(Image credit: Little Greene)

1. Begin with block colors  

What is the secret to the allure of abstract art? Sonya suggests starting by injecting block colors to create a more maximalist scheme. 

'You can add abstract energy to your home by creating an eclectic, maximalism interior, with colors and interest everywhere. Or, introduce a carefully curated range of accent block colors and geometric shapes into an otherwise neutral room,' she says. 

One way to combine these daring hues with statement shapes is through a rug, such as the design by Sonya below. 

2. Take your art from the wall to the floor 

Abstract art rug in a large living room

(Image credit: Rothko-esque Deep Rug by Sonya Winner Studio)

While Sonya may have already inspired us to take this trend to the floor, Residential Design Manager at Brintons, Jodie Hatton, similarly provokes us to rethink the placement of these bold prints. In the discussion of her living room rug ideas, she reminds us to 'stick to a similar color palette' when mixing and matching patterns and playing with the trend in adjacent rooms. 

'For example, a soft, delicate pattern in silvers, grays, and stones will naturally sit well against grays or beiges in a plain range – creating a seamless transition from both patterns to plain and room to room. To create a balanced color scheme, it is important to consider the composition of colors within the palette, rather than addressing colors individually,' she says. 

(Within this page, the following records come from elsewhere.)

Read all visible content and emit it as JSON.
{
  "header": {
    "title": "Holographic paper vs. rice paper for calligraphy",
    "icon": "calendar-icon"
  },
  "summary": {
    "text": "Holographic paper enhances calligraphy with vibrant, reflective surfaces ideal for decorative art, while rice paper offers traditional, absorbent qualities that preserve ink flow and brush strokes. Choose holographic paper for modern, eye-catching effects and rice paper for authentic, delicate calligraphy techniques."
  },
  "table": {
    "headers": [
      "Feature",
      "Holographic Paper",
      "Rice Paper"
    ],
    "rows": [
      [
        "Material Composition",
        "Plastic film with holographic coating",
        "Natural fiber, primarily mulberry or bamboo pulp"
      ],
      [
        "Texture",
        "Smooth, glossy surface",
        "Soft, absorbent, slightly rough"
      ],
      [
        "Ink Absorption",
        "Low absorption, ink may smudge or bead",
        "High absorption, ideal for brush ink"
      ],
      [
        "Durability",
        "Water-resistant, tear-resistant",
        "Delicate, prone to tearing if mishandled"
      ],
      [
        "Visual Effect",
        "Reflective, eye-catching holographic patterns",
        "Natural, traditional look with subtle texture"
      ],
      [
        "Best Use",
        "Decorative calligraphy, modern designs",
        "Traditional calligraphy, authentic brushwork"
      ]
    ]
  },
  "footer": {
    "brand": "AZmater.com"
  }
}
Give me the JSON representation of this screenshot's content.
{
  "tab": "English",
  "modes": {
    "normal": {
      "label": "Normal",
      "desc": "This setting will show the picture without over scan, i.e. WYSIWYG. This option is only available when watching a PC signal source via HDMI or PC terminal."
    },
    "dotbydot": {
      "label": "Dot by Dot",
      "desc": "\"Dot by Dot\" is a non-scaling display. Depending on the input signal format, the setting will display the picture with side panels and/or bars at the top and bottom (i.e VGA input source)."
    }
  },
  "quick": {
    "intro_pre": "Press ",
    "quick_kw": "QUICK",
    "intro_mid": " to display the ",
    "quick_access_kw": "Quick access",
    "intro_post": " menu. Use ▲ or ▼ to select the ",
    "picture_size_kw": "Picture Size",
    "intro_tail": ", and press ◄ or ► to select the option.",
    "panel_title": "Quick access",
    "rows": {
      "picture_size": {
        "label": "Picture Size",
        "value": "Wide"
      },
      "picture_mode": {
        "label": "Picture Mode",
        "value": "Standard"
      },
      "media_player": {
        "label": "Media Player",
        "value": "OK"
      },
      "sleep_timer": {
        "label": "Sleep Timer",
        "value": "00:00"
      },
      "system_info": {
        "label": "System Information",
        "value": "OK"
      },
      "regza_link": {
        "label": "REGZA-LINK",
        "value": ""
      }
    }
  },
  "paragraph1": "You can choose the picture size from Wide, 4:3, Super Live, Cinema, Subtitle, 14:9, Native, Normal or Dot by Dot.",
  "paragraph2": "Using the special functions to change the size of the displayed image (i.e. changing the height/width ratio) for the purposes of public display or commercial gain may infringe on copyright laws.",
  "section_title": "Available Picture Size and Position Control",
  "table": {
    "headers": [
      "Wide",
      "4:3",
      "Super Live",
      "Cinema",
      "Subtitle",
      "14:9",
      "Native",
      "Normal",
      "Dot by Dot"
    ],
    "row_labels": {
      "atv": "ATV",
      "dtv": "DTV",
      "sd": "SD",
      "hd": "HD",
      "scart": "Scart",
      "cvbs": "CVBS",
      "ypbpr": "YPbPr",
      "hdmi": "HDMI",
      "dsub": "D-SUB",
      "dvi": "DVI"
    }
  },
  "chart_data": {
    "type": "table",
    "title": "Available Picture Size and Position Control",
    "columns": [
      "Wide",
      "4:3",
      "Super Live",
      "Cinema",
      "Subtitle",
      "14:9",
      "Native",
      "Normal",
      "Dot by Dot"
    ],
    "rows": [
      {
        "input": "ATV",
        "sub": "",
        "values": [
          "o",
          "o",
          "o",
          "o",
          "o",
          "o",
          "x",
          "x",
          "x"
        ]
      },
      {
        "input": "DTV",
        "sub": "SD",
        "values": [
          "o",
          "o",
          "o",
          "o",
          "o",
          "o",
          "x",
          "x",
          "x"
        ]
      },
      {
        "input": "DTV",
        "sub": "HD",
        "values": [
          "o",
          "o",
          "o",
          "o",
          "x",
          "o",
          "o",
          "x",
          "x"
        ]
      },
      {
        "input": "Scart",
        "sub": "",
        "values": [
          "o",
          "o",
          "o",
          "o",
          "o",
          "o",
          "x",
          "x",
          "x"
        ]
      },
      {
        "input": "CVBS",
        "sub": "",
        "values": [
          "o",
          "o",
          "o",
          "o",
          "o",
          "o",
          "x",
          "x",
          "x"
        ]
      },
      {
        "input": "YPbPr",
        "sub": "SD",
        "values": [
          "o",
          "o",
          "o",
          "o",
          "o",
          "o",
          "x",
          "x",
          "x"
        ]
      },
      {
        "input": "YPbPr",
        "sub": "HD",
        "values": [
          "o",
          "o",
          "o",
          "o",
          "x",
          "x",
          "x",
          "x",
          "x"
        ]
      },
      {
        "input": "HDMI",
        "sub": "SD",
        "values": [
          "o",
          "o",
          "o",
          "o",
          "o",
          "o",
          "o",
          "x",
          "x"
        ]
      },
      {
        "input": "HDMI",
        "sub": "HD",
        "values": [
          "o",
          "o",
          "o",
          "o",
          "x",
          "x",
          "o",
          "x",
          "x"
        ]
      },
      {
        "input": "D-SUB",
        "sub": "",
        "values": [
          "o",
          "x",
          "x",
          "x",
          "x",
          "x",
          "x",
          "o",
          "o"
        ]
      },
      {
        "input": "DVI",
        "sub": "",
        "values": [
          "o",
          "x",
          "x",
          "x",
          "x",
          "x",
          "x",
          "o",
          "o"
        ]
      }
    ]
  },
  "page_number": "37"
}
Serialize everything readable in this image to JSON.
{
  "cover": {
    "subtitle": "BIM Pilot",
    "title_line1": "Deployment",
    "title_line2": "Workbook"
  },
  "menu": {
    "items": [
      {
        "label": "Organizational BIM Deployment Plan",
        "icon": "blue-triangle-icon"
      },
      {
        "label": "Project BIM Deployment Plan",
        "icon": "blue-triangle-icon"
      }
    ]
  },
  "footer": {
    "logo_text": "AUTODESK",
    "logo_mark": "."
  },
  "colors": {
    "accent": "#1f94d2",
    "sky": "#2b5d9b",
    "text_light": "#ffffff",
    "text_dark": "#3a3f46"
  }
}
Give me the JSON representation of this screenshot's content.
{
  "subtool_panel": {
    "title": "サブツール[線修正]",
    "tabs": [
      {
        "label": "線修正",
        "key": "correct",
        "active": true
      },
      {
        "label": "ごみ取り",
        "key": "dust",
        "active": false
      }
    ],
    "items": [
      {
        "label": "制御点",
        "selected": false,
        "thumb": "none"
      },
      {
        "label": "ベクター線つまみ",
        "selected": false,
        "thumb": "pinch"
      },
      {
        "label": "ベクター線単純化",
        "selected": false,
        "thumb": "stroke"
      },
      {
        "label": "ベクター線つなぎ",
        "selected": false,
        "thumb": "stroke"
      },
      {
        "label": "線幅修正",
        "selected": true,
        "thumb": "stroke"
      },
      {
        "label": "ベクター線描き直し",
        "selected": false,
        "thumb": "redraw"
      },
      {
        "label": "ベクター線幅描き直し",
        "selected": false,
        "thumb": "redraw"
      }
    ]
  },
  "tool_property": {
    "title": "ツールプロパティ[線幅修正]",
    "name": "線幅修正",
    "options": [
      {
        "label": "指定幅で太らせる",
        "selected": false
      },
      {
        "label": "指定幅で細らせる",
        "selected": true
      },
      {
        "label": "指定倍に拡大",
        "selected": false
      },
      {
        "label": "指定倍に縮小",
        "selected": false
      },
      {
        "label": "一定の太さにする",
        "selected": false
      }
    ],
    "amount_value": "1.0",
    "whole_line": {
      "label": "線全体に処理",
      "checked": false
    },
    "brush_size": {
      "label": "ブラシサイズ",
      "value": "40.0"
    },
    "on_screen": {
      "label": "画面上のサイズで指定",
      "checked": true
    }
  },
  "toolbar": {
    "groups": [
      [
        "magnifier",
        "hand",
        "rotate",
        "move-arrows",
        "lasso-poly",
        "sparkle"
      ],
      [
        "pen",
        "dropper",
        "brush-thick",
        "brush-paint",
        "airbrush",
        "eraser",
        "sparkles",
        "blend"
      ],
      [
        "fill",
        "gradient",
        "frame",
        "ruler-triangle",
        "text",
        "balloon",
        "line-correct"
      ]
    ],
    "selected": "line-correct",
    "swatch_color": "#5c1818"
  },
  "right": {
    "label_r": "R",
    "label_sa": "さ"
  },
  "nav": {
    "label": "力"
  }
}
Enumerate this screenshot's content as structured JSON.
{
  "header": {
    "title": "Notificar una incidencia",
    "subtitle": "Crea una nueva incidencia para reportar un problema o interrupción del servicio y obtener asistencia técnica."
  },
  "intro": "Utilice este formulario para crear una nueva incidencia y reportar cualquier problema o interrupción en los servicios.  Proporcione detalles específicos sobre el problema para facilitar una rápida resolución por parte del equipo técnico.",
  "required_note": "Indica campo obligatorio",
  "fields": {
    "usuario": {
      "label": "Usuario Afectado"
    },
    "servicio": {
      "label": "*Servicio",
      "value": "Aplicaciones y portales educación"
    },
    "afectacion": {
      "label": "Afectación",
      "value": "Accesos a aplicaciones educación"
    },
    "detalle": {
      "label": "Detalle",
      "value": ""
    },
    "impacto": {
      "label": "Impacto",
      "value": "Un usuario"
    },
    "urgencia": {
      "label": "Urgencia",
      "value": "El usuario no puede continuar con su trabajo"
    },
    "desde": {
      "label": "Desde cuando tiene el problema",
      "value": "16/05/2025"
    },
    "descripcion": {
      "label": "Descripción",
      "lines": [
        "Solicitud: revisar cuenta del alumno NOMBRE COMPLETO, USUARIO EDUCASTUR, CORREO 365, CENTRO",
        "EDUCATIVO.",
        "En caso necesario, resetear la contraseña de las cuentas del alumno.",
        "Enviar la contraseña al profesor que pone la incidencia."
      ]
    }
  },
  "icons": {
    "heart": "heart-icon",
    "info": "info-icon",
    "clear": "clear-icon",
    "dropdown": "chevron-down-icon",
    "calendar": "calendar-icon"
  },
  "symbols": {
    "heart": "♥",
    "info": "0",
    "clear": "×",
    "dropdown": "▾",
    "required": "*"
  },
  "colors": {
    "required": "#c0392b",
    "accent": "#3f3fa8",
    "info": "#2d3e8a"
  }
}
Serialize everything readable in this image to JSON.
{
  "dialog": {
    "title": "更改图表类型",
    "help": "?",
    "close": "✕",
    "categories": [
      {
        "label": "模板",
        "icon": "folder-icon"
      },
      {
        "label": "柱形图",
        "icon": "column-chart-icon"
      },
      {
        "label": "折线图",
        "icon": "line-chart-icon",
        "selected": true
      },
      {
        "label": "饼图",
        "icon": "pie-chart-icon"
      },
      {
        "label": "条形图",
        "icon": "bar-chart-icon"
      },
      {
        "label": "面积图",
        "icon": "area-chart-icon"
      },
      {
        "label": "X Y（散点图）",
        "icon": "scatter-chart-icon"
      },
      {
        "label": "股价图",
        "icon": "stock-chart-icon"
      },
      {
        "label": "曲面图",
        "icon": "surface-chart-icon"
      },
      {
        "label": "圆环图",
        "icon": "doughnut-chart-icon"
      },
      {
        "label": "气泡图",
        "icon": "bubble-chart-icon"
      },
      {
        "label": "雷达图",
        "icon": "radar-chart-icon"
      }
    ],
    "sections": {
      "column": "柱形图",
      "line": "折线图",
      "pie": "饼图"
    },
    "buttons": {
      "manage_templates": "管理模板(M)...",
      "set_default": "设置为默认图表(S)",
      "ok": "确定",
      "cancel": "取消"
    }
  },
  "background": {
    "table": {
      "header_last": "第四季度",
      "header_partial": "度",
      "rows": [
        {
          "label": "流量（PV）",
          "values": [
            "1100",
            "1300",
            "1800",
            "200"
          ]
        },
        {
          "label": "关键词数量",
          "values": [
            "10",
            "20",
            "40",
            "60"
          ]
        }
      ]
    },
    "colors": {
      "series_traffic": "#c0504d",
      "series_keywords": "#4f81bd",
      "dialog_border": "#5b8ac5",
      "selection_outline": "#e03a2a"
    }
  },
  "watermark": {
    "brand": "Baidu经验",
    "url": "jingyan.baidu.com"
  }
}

3. Go bold with an abstract wall mural 

Fromental abstract mural

(Image credit: Fromental)

If the abstract art trend is among your favorite design styles of the season – or you are looking to create a transformative statement instantly – an abstract art mural is the answer. 

'The use of murals allows traditional methods such as hand-painted art and abstract sculpture to take its moment in the limelight. They also give individuals and industries the impact and bespoke difference they are looking for in today's competitive marketplace,' shares co-founder of Ophelia Blake Interior Design, Scarlett Blakey. 

Among our favorite abstract prints is the geometric masterpiece by Fromental above. These flowing shapes epitomize the trend and exemplify how the artistic statement can be interpreted in a range of color palettes. This is the wallpaper idea we're mirroring for the rest of the season and beyond. 

4. Experiment with pre-existing decor 

Little Greene abstract art trend

(Image credit: Little Greene)

Martin Waller is a self-confessed admirer of the abstract art trend, but what would be his starting point for bringing these designs into your home? To use things that are already there. 

'Take one piece – whether it be your childhood teddy bear or a singular flick of color in a painting on your wall – and around it play with materials and color, exploring the possibilities of clashing and coordinating to let the piece tell its story,' he suggests.

5. Make a magic finish with metallics and majestic mirrors   

Mirror on a blue painted wall leading to a white living room

(Image credit: Little Greene)

'More is more in terms of layering textures and colors,' Martin explains. For a mystical twist on this creative craze, he recommends using mirrors and metallic finishes that are 'important to play with the sense of reality, surrealism and reflection.' Though, above all, 'don't hold back.'

It's time to change your home into an art-filled haven, one audacious hue, and sumptuous shape at a time. 

Megan Slack
Head of Celebrity Style News

Megan is the Head of Celebrity Style News at Homes & Gardens. She first joined Future Plc as a News Writer across their interiors titles, including Livingetc and Real Homes, before becoming H&G's News Editor in April 2022. She now leads the Celebrity/ News team. Before joining Future, Megan worked as a News Explainer at The Telegraph, following her MA in International Journalism at the University of Leeds. During her BA in English Literature and Creative Writing, she gained writing experience in the US while studying in New York. Megan also focused on travel writing during her time living in Paris, where she produced content for a French travel site. She currently lives in London with her antique typewriter and an expansive collection of houseplants.